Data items
============================================================
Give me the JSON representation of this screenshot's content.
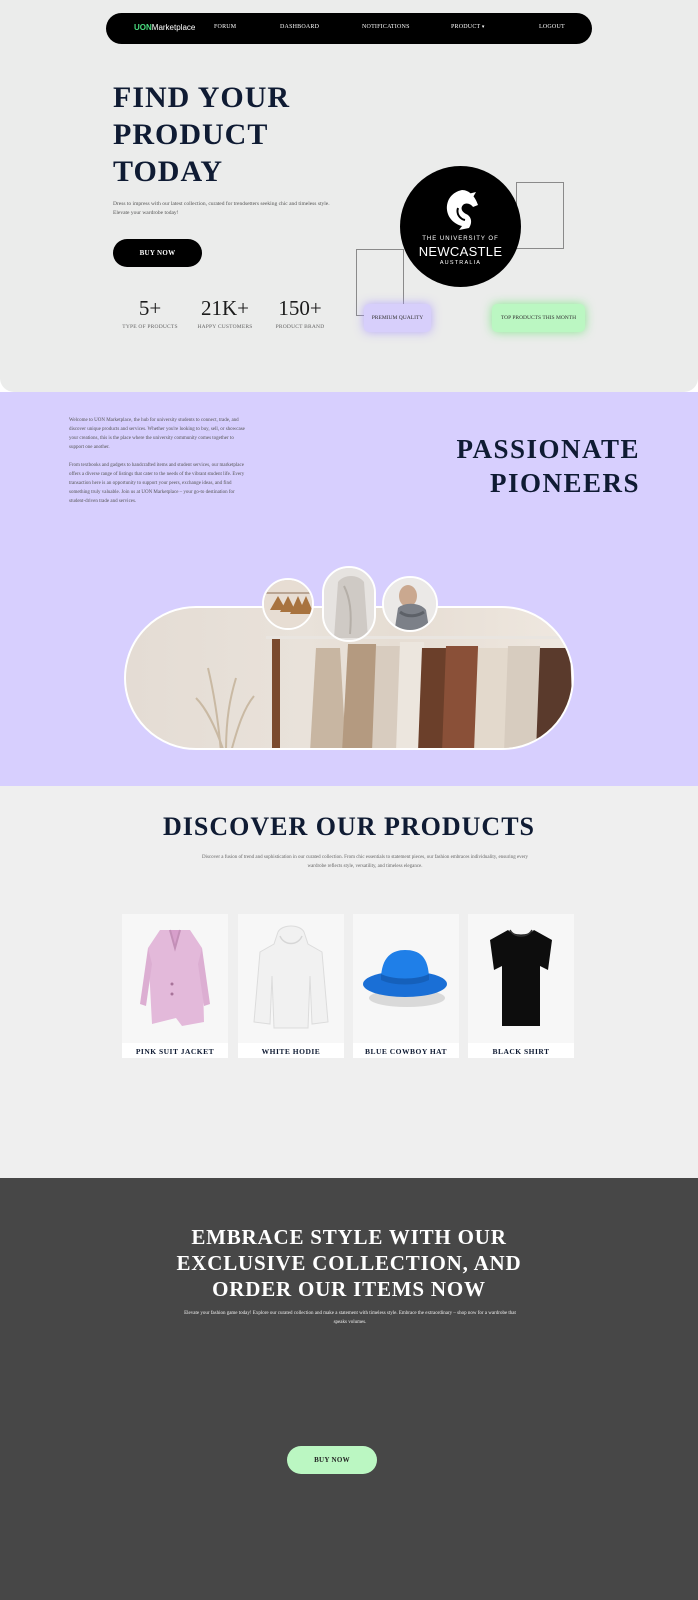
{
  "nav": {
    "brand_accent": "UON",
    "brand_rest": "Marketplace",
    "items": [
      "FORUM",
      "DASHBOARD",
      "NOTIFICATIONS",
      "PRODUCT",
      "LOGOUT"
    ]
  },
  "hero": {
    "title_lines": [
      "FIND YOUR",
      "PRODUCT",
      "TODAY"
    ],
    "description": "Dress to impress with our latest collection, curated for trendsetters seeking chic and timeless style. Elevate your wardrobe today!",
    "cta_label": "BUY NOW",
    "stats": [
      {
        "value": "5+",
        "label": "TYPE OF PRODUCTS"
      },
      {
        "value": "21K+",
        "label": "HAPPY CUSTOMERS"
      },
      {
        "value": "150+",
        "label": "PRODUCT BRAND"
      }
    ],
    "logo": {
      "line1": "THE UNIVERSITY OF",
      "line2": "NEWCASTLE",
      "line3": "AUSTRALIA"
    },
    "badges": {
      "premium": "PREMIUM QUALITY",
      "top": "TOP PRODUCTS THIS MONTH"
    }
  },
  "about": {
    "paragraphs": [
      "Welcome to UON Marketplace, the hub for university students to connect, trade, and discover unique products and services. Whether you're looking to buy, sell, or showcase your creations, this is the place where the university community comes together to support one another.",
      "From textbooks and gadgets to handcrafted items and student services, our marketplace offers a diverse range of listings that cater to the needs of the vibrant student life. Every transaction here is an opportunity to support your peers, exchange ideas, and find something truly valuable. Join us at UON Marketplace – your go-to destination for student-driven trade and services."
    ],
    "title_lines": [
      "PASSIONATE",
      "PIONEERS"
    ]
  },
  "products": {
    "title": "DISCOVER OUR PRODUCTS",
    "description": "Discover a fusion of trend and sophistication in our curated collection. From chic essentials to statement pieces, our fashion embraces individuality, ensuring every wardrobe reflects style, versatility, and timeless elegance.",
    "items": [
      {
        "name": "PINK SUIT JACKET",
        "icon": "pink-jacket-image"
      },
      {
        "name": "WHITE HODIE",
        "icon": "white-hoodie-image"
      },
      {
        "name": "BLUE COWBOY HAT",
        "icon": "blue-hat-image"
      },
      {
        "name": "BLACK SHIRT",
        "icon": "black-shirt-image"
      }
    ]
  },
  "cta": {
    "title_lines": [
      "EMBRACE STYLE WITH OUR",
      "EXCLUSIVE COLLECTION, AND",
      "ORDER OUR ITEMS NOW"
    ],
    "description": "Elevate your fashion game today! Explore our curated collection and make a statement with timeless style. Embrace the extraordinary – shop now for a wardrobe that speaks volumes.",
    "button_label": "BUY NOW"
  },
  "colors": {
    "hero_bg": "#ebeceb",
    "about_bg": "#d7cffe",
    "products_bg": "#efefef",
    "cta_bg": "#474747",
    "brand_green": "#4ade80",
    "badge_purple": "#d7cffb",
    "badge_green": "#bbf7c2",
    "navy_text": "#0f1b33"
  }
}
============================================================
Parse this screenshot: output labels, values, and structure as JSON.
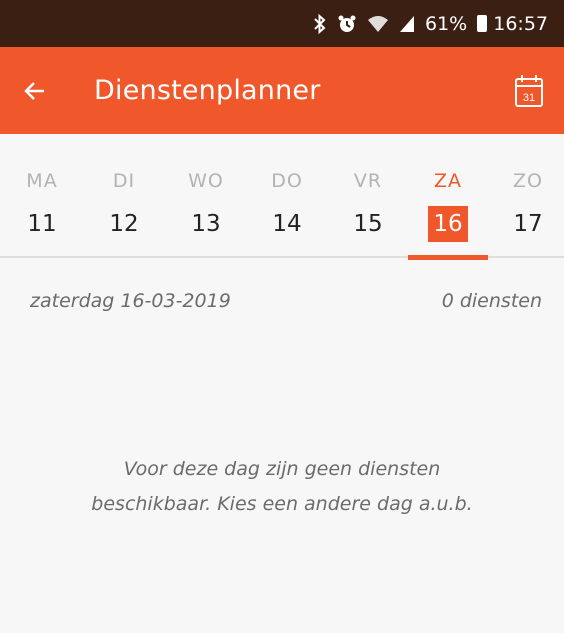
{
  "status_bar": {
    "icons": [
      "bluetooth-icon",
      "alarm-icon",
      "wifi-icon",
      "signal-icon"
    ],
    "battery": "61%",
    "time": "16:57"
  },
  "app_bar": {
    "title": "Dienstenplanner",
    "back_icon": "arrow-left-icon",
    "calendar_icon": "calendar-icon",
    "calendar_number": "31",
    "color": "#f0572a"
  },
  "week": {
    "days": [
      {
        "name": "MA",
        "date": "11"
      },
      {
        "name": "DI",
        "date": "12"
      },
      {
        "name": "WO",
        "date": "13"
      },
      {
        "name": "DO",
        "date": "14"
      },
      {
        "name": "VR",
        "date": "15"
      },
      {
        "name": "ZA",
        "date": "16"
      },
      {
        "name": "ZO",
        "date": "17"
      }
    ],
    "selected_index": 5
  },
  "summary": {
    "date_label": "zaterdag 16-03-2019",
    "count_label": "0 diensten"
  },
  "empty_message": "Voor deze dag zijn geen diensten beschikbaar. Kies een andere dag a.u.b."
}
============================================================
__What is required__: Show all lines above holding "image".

__Solved exercise__:
        "icon": "pink-jacket-image"
        "icon": "white-hoodie-image"
        "icon": "blue-hat-image"
        "icon": "black-shirt-image"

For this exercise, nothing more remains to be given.